=== REQUIRED WORK ===
When you reproduce the data, keep every word exactly as it stands and leave the pictures out.

(Beginning of EXCERPTED DATA)

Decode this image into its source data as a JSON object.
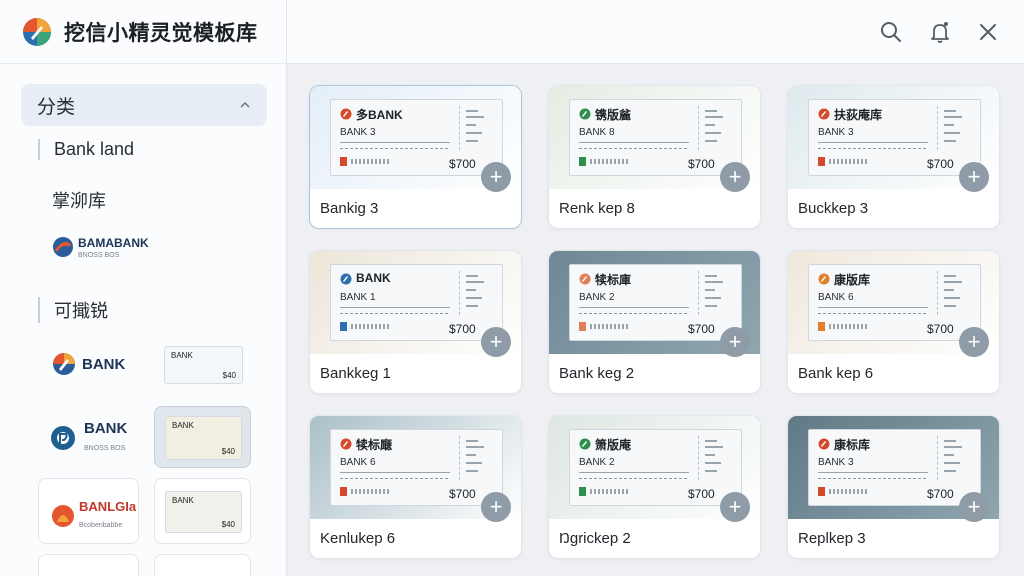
{
  "app": {
    "title": "挖信小精灵觉模板库"
  },
  "topbar": {
    "icons": [
      "search-icon",
      "bell-icon",
      "close-icon"
    ]
  },
  "sidebar": {
    "category_label": "分类",
    "items": [
      {
        "label": "Bank land"
      },
      {
        "label": "掌泖库"
      },
      {
        "label": "可擑锐"
      }
    ],
    "bank_logo": {
      "name": "BAMABANK",
      "sub": "BNOSS BOS"
    },
    "cards": [
      {
        "name": "BANK",
        "thumb_title": "BANK",
        "thumb_amount": "$40"
      },
      {
        "name": "BANK",
        "sub": "BNOSS BOS",
        "thumb_title": "BANK",
        "thumb_amount": "$40"
      },
      {
        "name": "BANLGIa",
        "sub": "Bcobenbabbe",
        "thumb_title": "BANK",
        "thumb_amount": "$40"
      }
    ]
  },
  "templates": [
    {
      "label": "Bankig 3",
      "ticket_title": "多BANK",
      "ticket_sub": "BANK 3",
      "amount": "$700",
      "bg": "#e3eef7",
      "selected": true,
      "accent": "#d44a2c"
    },
    {
      "label": "Renk kep 8",
      "ticket_title": "镌版麄",
      "ticket_sub": "BANK 8",
      "amount": "$700",
      "bg": "#e4ede4",
      "selected": false,
      "accent": "#2f8f4e"
    },
    {
      "label": "Buckkep 3",
      "ticket_title": "扶荻庵库",
      "ticket_sub": "BANK 3",
      "amount": "$700",
      "bg": "#dfeaee",
      "selected": false,
      "accent": "#d44a2c"
    },
    {
      "label": "Bankkeg 1",
      "ticket_title": "BANK",
      "ticket_sub": "BANK 1",
      "amount": "$700",
      "bg": "#ece6d9",
      "selected": false,
      "accent": "#2f6fb0"
    },
    {
      "label": "Bank keg 2",
      "ticket_title": "犊标庫",
      "ticket_sub": "BANK 2",
      "amount": "$700",
      "bg": "#6f8896",
      "selected": false,
      "accent": "#e07f55"
    },
    {
      "label": "Bank kep 6",
      "ticket_title": "康版库",
      "ticket_sub": "BANK 6",
      "amount": "$700",
      "bg": "#efe8dc",
      "selected": false,
      "accent": "#e07f2c"
    },
    {
      "label": "Kenlukep 6",
      "ticket_title": "犊标廰",
      "ticket_sub": "BANK 6",
      "amount": "$700",
      "bg": "#a9bfc7",
      "selected": false,
      "accent": "#d44a2c"
    },
    {
      "label": "Ŋgrickep 2",
      "ticket_title": "箫版庵",
      "ticket_sub": "BANK 2",
      "amount": "$700",
      "bg": "#dde7e2",
      "selected": false,
      "accent": "#2f8f4e"
    },
    {
      "label": "Replkep 3",
      "ticket_title": "康标库",
      "ticket_sub": "BANK 3",
      "amount": "$700",
      "bg": "#5f7a86",
      "selected": false,
      "accent": "#d44a2c"
    }
  ],
  "add_label": "+"
}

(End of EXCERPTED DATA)

=== WRITTEN SOLUTION ===
Decode this image into its source data as a JSON object.
{
  "app": {
    "title": "挖信小精灵觉模板库"
  },
  "topbar": {
    "icons": [
      "search-icon",
      "bell-icon",
      "close-icon"
    ]
  },
  "sidebar": {
    "category_label": "分类",
    "items": [
      {
        "label": "Bank land"
      },
      {
        "label": "掌泖库"
      },
      {
        "label": "可擑锐"
      }
    ],
    "bank_logo": {
      "name": "BAMABANK",
      "sub": "BNOSS BOS"
    },
    "cards": [
      {
        "name": "BANK",
        "thumb_title": "BANK",
        "thumb_amount": "$40"
      },
      {
        "name": "BANK",
        "sub": "BNOSS BOS",
        "thumb_title": "BANK",
        "thumb_amount": "$40"
      },
      {
        "name": "BANLGIa",
        "sub": "Bcobenbabbe",
        "thumb_title": "BANK",
        "thumb_amount": "$40"
      }
    ]
  },
  "templates": [
    {
      "label": "Bankig 3",
      "ticket_title": "多BANK",
      "ticket_sub": "BANK 3",
      "amount": "$700",
      "bg": "#e3eef7",
      "selected": true,
      "accent": "#d44a2c"
    },
    {
      "label": "Renk kep 8",
      "ticket_title": "镌版麄",
      "ticket_sub": "BANK 8",
      "amount": "$700",
      "bg": "#e4ede4",
      "selected": false,
      "accent": "#2f8f4e"
    },
    {
      "label": "Buckkep 3",
      "ticket_title": "扶荻庵库",
      "ticket_sub": "BANK 3",
      "amount": "$700",
      "bg": "#dfeaee",
      "selected": false,
      "accent": "#d44a2c"
    },
    {
      "label": "Bankkeg 1",
      "ticket_title": "BANK",
      "ticket_sub": "BANK 1",
      "amount": "$700",
      "bg": "#ece6d9",
      "selected": false,
      "accent": "#2f6fb0"
    },
    {
      "label": "Bank keg 2",
      "ticket_title": "犊标庫",
      "ticket_sub": "BANK 2",
      "amount": "$700",
      "bg": "#6f8896",
      "selected": false,
      "accent": "#e07f55"
    },
    {
      "label": "Bank kep 6",
      "ticket_title": "康版库",
      "ticket_sub": "BANK 6",
      "amount": "$700",
      "bg": "#efe8dc",
      "selected": false,
      "accent": "#e07f2c"
    },
    {
      "label": "Kenlukep 6",
      "ticket_title": "犊标廰",
      "ticket_sub": "BANK 6",
      "amount": "$700",
      "bg": "#a9bfc7",
      "selected": false,
      "accent": "#d44a2c"
    },
    {
      "label": "Ŋgrickep 2",
      "ticket_title": "箫版庵",
      "ticket_sub": "BANK 2",
      "amount": "$700",
      "bg": "#dde7e2",
      "selected": false,
      "accent": "#2f8f4e"
    },
    {
      "label": "Replkep 3",
      "ticket_title": "康标库",
      "ticket_sub": "BANK 3",
      "amount": "$700",
      "bg": "#5f7a86",
      "selected": false,
      "accent": "#d44a2c"
    }
  ],
  "add_label": "+"
}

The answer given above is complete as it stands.